So why do I walk? My Grandmother has the greatest impact behind my reason but I do not just walk for her. I walk for others who are also dealing with such a heavy burden. In school we’ve always been taught that “the mind is a terrible thing to waste”, well I am learning just how true that is. Alzheimer’s to me is like the garbage man, taking out the trash when really it was never really trash at all. Memories should be of a lifetime, they should have no expiration date. I walk for those similar to my Grandmother who may not fully understand what Alzheimer’s is but knows her memory is not quite the same. I walk for those whose voice has been stolen from them due to this horrible disease. Alzheimer’s is not my friend, it is a robber of memories and a murderer of the youthfulness in the soul and spirit. I also walk for hope, understanding, courage and the regaining of power, not just for me or my Grandmother but everyone affected. It is up to us, the caregivers, and the loved ones to continue to step up and fight. Let’s help prevent this from happening to others in the future. Instead of our memories, let’s turn the tables and put an expiration date on the perpetrator itself, Alzheimer’s disease.

Whitnee Rawles and her Grandmother.
Whitnee Rawles and her Grandmother.

Why I Walk Wednesday with Hannah Smith

Mother’s Day 2007 when Hannah was three and half years old and great grandmother was 82 years old.

Eleven year old Hannah Smith in her own words.

I walk because my great grandmother and grandpa had Alzheimer’s. I walk to raise money to end Alzheimer’s. I believe there is a cure for this disease and will save people’s lives or family members. Alzheimer’s is a devastating disease.

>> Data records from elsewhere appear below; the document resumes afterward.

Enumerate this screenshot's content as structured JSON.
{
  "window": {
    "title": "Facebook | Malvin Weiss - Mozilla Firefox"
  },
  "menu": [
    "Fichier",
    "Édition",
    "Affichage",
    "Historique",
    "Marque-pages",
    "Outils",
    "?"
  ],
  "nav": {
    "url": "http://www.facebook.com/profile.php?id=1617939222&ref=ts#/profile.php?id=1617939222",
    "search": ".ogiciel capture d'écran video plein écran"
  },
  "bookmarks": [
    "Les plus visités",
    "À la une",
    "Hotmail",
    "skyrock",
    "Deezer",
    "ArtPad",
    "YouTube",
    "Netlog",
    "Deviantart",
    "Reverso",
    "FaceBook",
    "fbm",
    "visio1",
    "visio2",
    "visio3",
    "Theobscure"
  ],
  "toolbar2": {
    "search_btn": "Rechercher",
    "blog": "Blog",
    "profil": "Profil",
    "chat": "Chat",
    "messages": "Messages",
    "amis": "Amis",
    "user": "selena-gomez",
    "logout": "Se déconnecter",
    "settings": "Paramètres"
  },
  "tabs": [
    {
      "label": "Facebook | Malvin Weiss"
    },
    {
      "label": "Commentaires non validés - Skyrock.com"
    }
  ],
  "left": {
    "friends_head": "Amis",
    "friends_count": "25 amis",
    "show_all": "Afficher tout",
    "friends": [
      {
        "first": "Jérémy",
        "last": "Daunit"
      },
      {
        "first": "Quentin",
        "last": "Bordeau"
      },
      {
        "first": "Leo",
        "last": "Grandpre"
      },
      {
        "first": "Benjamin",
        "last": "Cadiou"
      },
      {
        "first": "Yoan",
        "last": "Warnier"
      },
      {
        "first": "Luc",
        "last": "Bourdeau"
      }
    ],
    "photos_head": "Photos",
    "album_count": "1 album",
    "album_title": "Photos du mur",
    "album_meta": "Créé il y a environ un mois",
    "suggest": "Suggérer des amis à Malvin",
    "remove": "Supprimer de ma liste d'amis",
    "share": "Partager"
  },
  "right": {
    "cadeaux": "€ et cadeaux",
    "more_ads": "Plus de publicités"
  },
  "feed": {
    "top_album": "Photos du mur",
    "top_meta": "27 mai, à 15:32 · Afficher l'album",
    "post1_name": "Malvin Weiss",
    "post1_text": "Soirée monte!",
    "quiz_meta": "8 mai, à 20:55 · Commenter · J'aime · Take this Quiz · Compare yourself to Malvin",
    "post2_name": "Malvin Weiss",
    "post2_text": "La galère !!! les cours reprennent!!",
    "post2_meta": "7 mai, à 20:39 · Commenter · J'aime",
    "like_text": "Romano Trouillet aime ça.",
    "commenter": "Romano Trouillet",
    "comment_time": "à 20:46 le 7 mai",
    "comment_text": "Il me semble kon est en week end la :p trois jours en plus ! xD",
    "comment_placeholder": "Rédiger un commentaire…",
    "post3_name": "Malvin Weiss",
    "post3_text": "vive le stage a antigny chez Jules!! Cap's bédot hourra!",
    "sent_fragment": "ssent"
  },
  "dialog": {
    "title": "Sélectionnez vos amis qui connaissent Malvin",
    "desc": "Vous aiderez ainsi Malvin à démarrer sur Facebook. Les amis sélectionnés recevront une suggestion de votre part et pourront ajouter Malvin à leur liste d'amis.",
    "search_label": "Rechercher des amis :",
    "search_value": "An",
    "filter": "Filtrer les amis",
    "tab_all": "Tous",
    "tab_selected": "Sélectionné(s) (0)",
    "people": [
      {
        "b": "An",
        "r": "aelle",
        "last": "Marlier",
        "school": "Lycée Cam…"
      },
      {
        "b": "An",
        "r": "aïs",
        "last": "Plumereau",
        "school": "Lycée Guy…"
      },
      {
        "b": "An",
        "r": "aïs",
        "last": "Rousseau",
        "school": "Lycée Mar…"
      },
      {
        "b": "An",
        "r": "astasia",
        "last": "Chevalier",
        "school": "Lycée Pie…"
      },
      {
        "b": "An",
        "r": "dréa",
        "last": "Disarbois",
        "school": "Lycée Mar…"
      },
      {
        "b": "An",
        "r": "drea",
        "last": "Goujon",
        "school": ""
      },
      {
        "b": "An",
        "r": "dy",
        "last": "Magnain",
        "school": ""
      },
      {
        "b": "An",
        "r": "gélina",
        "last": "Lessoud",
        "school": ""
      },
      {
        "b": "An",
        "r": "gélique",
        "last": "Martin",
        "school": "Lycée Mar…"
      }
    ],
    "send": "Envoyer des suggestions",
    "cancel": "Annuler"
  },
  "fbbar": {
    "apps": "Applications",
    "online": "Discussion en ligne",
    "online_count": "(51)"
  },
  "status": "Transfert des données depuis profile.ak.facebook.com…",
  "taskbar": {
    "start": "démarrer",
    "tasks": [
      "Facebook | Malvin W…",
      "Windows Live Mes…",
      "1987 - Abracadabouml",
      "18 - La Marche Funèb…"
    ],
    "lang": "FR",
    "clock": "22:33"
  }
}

But when we walk we are one step closer to finding a cure and ending Alzheimer’s.

Eleven year old Hannah Smith in her own words.
Eleven year old Hannah Smith in her own words.

Why I Walk Wednesday with Erin Moran


I participate in the Walk to End Alzheimer’s® to honor my dad, Joseph F. Moran, who died on December 28, 2005, from Alzheimer’s.  My dad was a devout Catholic man who instilled in his 6 children, along with our Mom (Nancy), the meaning of faith, grace, honesty, and doing the right thing in our lives.

I walk to honor this peaceful, hardworking man who loved his family through good times and bad.  He was so devoted to our Mom and to each of his children in his own special way.  He had a great sense of humor and was quick witted.  His laugh was simple and his ethics paved the way we each live our lives today.  Our dad always wanted “peace and quiet” and lived a tranquil life.  He did not deserve this disease.

I walk to honor this veteran of the United States Air Force, who served in both the Vietnam and Korean wars.  He retired as a Lieutenant Colonel and went on to further his career in computer management.  He loved his country and his duty to make a safe world. Our dad was such a down to earth person and everyone he worked with grew to love his humor and gentle manner.

I walk to honor our dad who was an avid reader, loved crossword puzzles, ran, ate healthy, ensured his family was safe and warm.  He was an intelligent man and intellectual.  I walk because I don’t understand why this disease attacked him or our family.

I walk so Alzheimer’s research can continue to be acknowledged as a tragic disease and want this reality to be shared that this disease is slow decline to anonymity for families and all loved ones.  I walk for the caregivers who feel helpful and helpless at the same time.  I walk for more research development and awareness.

I walk for and with the MORAN CLAN, the ones who loved this great man and who miss him dearly every day.  His birthday is this week, April 23rd and, if not for this horrible disease, I know he would be alive today and continue to be proud of his wife, children, and our continued faith.

With Love and Heartfelt Memories, Erin Moran

Me and Dad
Me and Dad